these ideas originate from. The media needs to stop glorifying these celebrates and see that they are being extremely offensive to these cultures.
The television shows that we watch daily reflect the currents or past events that occur in our nation, and/or history. Specifically, in America TV shows portray society through the lens of a Critical Race Theory. Critical Race Theory is a framework in which the topic of power and oppression all intertwines on race, social class, and gender. Moreover, Critical Race Theory parallels with Master Narrative and Counter Narrative. Master narrative is a spoken or unspoken narrative that is presented and defined under a superior perspective. Unlike, Counter Narrative that challenges Master Narrative and presents a narrative through the lens of a less dominant view. An example of the Critical Race Theory vividly present is the TV show called

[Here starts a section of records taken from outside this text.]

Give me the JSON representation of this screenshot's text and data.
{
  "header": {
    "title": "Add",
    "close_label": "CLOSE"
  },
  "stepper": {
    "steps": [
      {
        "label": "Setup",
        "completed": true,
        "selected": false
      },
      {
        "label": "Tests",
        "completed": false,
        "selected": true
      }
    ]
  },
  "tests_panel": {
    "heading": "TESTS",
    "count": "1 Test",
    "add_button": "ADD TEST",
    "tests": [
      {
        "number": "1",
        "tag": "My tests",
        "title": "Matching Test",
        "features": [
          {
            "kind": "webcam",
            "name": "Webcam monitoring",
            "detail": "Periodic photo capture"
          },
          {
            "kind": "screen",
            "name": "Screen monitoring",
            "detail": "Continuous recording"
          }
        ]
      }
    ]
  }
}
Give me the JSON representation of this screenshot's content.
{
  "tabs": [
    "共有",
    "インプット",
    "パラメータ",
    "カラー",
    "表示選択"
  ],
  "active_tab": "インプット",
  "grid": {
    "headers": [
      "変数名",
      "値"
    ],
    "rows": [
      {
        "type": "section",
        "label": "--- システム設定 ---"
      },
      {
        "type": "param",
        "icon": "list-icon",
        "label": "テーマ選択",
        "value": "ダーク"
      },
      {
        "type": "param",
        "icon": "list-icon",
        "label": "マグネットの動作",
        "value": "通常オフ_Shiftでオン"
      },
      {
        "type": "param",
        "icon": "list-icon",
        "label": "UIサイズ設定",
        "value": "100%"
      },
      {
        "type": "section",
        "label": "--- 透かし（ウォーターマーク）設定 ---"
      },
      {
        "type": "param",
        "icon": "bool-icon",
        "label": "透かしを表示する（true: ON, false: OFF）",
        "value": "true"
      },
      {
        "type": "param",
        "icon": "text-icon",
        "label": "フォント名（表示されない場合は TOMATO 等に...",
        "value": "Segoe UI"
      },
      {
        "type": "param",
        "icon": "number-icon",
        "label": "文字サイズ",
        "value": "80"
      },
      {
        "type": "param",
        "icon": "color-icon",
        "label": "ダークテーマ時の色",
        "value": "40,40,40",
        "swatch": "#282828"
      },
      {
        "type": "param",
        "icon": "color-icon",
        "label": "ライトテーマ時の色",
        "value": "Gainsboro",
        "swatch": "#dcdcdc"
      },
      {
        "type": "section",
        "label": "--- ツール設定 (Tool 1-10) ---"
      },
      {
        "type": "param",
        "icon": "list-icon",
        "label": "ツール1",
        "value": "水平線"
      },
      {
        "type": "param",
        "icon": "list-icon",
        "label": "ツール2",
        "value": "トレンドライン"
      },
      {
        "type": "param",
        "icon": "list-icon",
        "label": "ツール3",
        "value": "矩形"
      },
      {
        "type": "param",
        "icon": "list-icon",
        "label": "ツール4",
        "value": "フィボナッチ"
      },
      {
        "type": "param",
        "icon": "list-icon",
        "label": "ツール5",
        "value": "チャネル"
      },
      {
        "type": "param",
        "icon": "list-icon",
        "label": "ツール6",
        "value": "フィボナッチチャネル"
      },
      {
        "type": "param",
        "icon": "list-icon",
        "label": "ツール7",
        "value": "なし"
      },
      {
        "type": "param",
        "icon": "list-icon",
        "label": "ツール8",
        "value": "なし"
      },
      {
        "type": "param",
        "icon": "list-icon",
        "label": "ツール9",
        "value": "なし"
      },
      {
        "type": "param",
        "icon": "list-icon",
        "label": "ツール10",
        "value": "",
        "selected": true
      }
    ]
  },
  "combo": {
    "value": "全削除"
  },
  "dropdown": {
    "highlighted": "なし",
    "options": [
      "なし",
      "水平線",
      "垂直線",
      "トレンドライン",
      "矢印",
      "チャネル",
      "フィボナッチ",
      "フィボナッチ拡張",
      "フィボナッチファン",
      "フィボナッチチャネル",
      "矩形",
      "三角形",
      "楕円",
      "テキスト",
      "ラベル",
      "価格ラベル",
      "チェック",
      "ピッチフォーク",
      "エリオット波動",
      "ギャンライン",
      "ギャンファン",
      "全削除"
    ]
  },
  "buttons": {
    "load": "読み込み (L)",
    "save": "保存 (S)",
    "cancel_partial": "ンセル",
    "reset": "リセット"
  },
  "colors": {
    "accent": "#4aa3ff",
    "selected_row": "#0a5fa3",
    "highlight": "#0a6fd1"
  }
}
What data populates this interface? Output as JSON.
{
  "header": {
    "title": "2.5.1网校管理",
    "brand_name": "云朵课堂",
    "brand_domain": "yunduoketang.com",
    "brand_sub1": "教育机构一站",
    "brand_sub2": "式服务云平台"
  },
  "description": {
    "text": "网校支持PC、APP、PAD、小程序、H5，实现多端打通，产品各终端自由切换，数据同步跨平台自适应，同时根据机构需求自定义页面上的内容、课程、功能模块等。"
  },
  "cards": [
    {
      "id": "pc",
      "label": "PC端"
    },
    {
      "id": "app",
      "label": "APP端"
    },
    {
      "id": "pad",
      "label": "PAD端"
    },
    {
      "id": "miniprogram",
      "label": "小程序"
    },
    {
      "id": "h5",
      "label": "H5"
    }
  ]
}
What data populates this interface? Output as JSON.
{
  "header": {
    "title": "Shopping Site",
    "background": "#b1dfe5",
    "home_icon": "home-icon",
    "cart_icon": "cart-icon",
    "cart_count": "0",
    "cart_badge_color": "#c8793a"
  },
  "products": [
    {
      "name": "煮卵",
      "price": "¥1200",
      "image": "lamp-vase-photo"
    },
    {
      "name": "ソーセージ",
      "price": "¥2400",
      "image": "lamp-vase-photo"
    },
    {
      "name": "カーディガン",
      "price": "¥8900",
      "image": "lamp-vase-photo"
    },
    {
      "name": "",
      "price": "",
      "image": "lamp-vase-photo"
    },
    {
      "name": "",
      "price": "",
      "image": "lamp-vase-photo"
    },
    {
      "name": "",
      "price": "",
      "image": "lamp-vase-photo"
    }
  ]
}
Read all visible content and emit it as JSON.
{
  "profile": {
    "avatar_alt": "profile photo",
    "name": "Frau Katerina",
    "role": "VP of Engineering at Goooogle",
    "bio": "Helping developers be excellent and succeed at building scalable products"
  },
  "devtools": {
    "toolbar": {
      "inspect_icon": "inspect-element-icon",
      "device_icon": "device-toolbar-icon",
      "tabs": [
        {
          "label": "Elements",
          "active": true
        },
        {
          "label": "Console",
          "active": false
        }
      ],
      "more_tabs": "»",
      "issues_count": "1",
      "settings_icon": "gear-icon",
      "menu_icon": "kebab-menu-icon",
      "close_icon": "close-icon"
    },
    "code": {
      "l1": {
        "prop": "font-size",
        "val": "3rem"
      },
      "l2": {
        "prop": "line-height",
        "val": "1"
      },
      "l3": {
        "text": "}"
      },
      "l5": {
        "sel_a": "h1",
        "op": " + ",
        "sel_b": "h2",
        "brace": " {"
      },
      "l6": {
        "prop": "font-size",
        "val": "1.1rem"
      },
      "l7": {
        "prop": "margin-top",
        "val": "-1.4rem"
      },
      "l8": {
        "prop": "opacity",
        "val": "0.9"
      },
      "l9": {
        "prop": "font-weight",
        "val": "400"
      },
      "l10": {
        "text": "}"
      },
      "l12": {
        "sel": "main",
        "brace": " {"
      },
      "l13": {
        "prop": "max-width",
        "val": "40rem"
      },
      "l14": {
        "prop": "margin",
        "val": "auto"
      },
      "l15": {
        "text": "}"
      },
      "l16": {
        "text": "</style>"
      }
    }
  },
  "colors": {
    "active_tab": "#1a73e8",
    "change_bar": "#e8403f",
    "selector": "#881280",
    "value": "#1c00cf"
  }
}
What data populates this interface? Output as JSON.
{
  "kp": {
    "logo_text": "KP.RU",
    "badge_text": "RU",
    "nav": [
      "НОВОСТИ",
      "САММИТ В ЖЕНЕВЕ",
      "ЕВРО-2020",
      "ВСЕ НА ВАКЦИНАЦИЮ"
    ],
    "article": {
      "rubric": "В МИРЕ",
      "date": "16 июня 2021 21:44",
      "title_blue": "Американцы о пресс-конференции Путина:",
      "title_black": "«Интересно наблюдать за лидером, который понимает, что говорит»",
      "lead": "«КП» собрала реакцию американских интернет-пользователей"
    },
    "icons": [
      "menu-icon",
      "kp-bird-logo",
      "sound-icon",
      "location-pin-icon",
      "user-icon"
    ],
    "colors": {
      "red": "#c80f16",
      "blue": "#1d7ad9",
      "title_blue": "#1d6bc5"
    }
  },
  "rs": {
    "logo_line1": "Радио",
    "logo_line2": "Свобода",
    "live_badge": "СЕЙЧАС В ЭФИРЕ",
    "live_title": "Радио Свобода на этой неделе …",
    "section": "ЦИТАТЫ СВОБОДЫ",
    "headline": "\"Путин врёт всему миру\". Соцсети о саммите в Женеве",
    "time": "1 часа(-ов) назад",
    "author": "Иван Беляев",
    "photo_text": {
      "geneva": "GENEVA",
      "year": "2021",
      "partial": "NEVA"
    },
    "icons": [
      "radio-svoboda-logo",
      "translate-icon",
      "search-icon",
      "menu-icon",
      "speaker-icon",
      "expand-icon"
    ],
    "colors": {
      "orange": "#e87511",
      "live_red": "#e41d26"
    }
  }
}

As stated in “Politics and Ethics in Social Media”, “…The use of such media is now intrinsic to contemporary political, social and identity forming processes…” The second perspective provided in this same chapter is “culture of prejudice” which “refers to the theory that prejudice is embedded in our culture. We grow up surrounded by images of stereotypes and casual expressions of racism and prejudice…” (237). It would be difficult to determine the magnitude of influence these labels and terms have had on our sociological imagination.